39 Reading Pair visual with audio Label everyday objects Write pg. # next to Q’s to find answersDecrease independent silent readingStart-to-Finish Books39
40 Reading (Continued)Injury prior to learning to read = early intervention to develop:To develop sound-symbol correspondencePre-reading competenciesTeach pattern word lists and sight wordsPre-teach vocabularyColor code highlight (i.e. yellow for Main Idea or Topic Sentence, green for details, orange for explanations or definitions, etc.)
41 Math Practice in natural settings Do not require copying from board Figure out when lunch or recess will beginFigure out how many bills and coins lunch will cost with 2 snacksDo not require copying from boardProvide space for ALL computations - have student circle final answer at the end - no separate answer sheets

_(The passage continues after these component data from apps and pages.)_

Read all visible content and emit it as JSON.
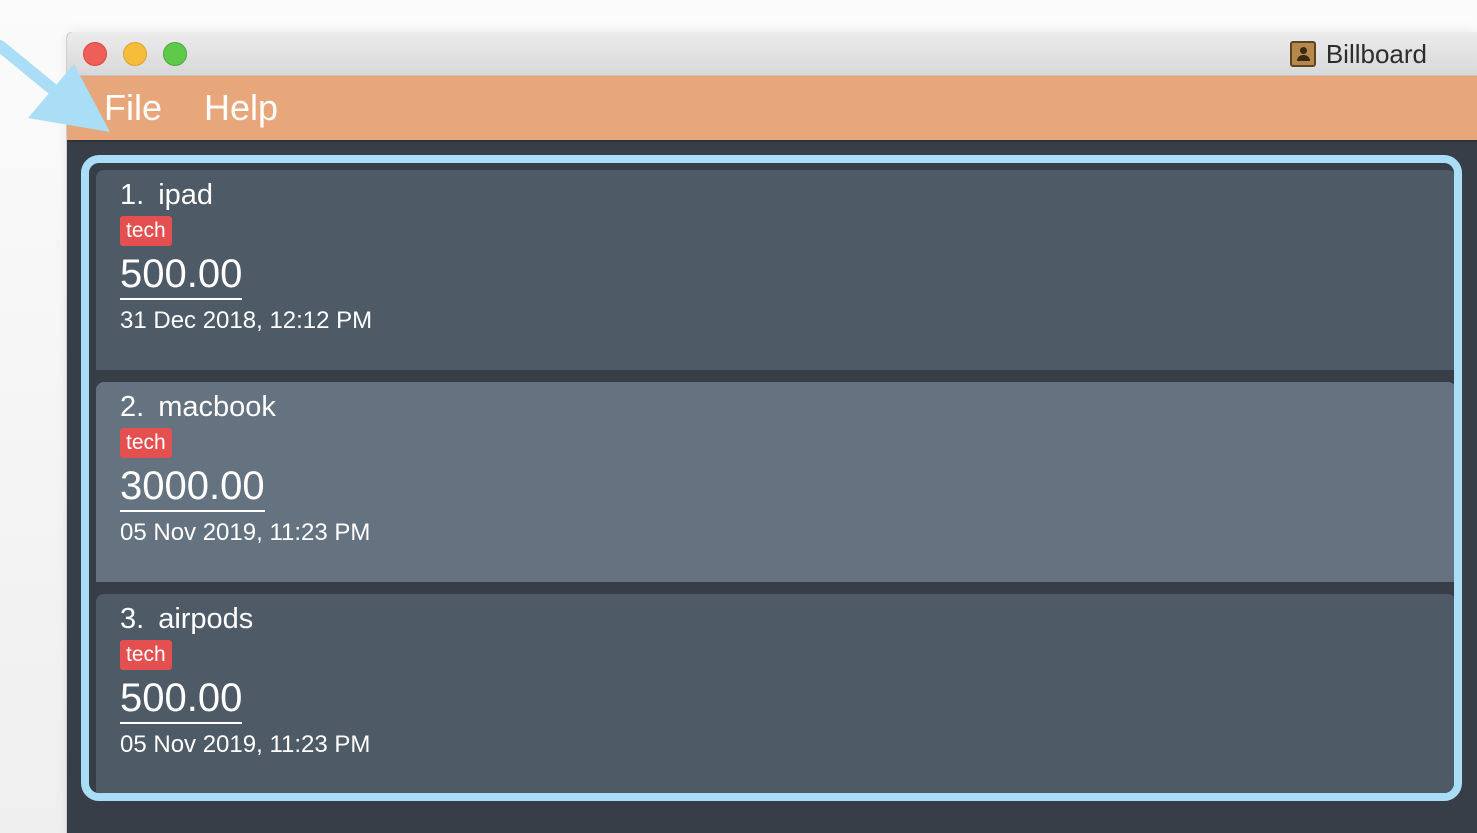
{
  "window": {
    "title": "Billboard"
  },
  "menu": {
    "items": [
      "File",
      "Help"
    ]
  },
  "expenses": [
    {
      "index": "1.",
      "name": "ipad",
      "tag": "tech",
      "amount": "500.00",
      "date": "31 Dec 2018, 12:12 PM",
      "selected": false
    },
    {
      "index": "2.",
      "name": "macbook",
      "tag": "tech",
      "amount": "3000.00",
      "date": "05 Nov 2019, 11:23 PM",
      "selected": true
    },
    {
      "index": "3.",
      "name": "airpods",
      "tag": "tech",
      "amount": "500.00",
      "date": "05 Nov 2019, 11:23 PM",
      "selected": false
    }
  ],
  "colors": {
    "menubar": "#e8a77b",
    "highlight": "#a9def6",
    "card": "#4f5a67",
    "card_selected": "#657381",
    "tag": "#e3504f",
    "background": "#383e48"
  }
}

42 Math (Continued) Provide fact tables and number lines Provide lists of rules, formulas, steps to follow and examples - examples - examplesUse MANIPULATIVES and visualsUse graph paper to enhance organization and spacing

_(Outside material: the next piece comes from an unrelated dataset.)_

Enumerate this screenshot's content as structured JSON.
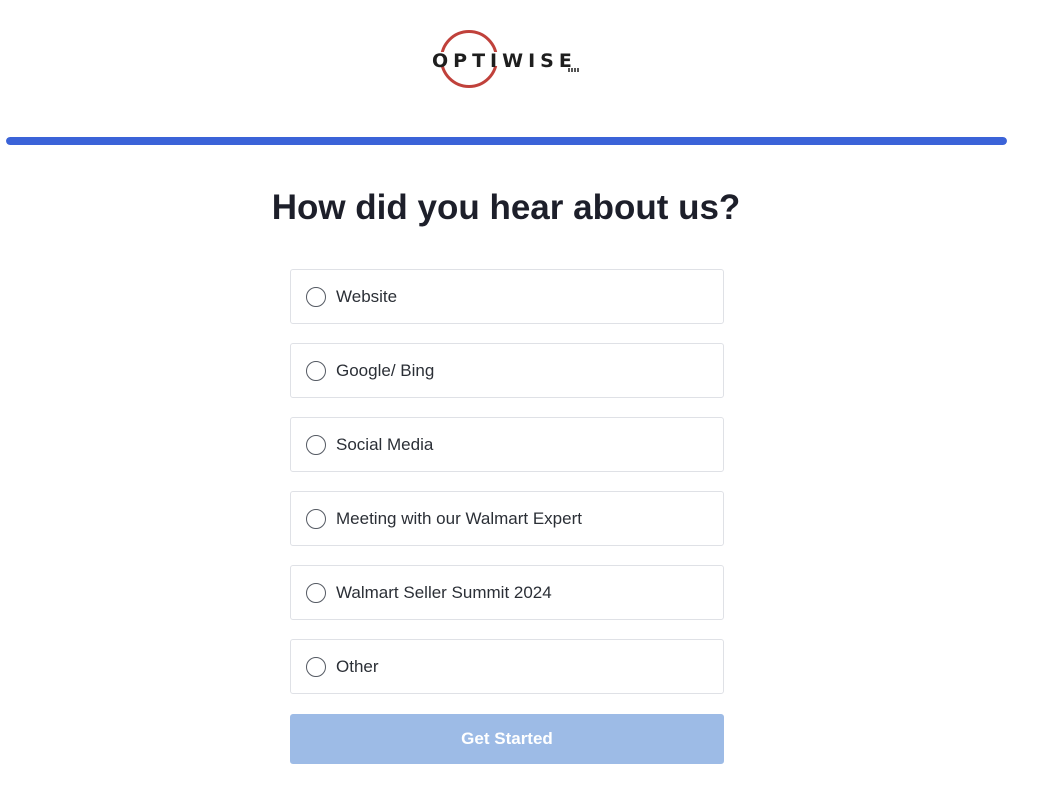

43 Written Language Use a clipboard to stabilize paper Dictate “notes” for the student to “bring” to your teammate down the hallUse of a scribe, fill-in-the blanks, true- false, and matching formats for testAssistive TechnologyCo-WriterWrite Out-Loud43
44 Written Language (Continued) Allow student to dictate the first draft of a writing assignment for a parent/teacher to type (word-for-word) student revises, makes additions and edits from this first draftAllow alternatives for written assignments:dioramatheatrical presentationa modelillustration

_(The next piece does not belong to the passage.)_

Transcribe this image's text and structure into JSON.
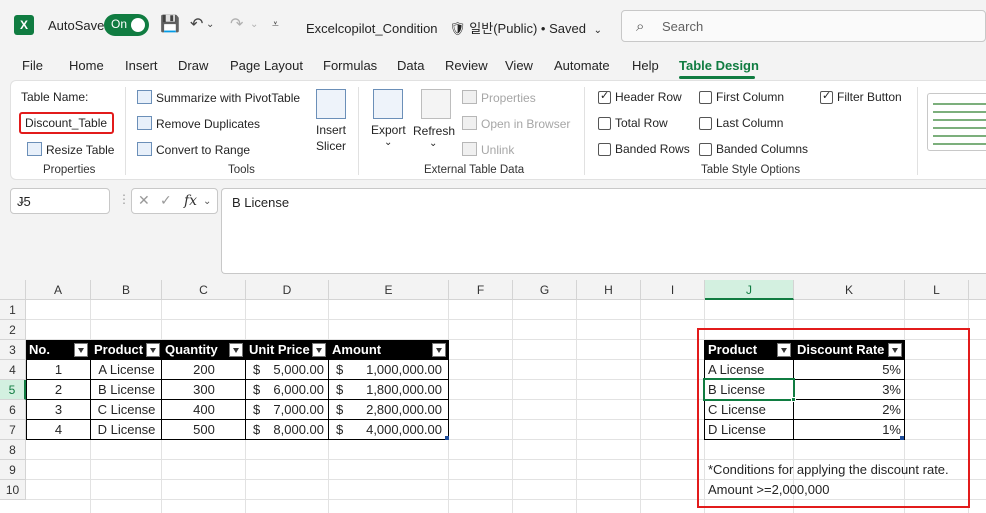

45 Educational Accommodations for Memory and New Learning Develop active learning situationsHave child utilize visual imagery.Visualizing and Verbalizing (SRA)Have child use verbal rehearsal or self-talk.Use a sufficient range of examples:visualnon-examplesUse all resources of the curriculum ex. CD’sStart-To-Finish Books
46 Have child role-play stories Provide sufficient practice.Provide cumulative review of previously taught material.Picture ScheduleClock face scheduleMaterials checklistsSchedules and lists on a key ring or clipboard
48 Educational Accommodations for Attentional Issues Limit NoiseRemove distractionsProvide concrete visual cuesLimit amount of info on a page.Adjust assignments.Focus on most salient aspect of lesson.Maintain brisk pace.Repeat instructions
49 Use short and concise instructions. Reinforce on-task behavior.Give frequent breaks.Break assignments up.Set up personalized cuing system based in classroom system(s)
50 Emotional, Social Skills and Behavior: Strategies for Intervention
51 Reminders from previous presentations: For Younger Students Give clear and simple directionsAvoid time outs (the student is NOT likely to independently regroup or calm down)Label the emotion and direct the student to show the acceptable behavior
52 For Older Students:Teach strategies and how to use them rather that offering assistanceDiscuss and practice age-appropriate behaviors in real life situationsAssume limited ability to generalize from one setting to another
53 Proactive Communication Always give information. Tell the person:Where you are going.How much you want the person to do.How long you want the person to do somethingWhat does finished look like?What is next….Write things down.Don’t say “no”, say “try again”.
54 Even More Proactive Communication Ask Questions & Give Choices“What did I say?”“Do you remember?”“What can you do now?”“What should you do now?”“Is this going to help you?”“How do you want me to help you?”“What do you want?”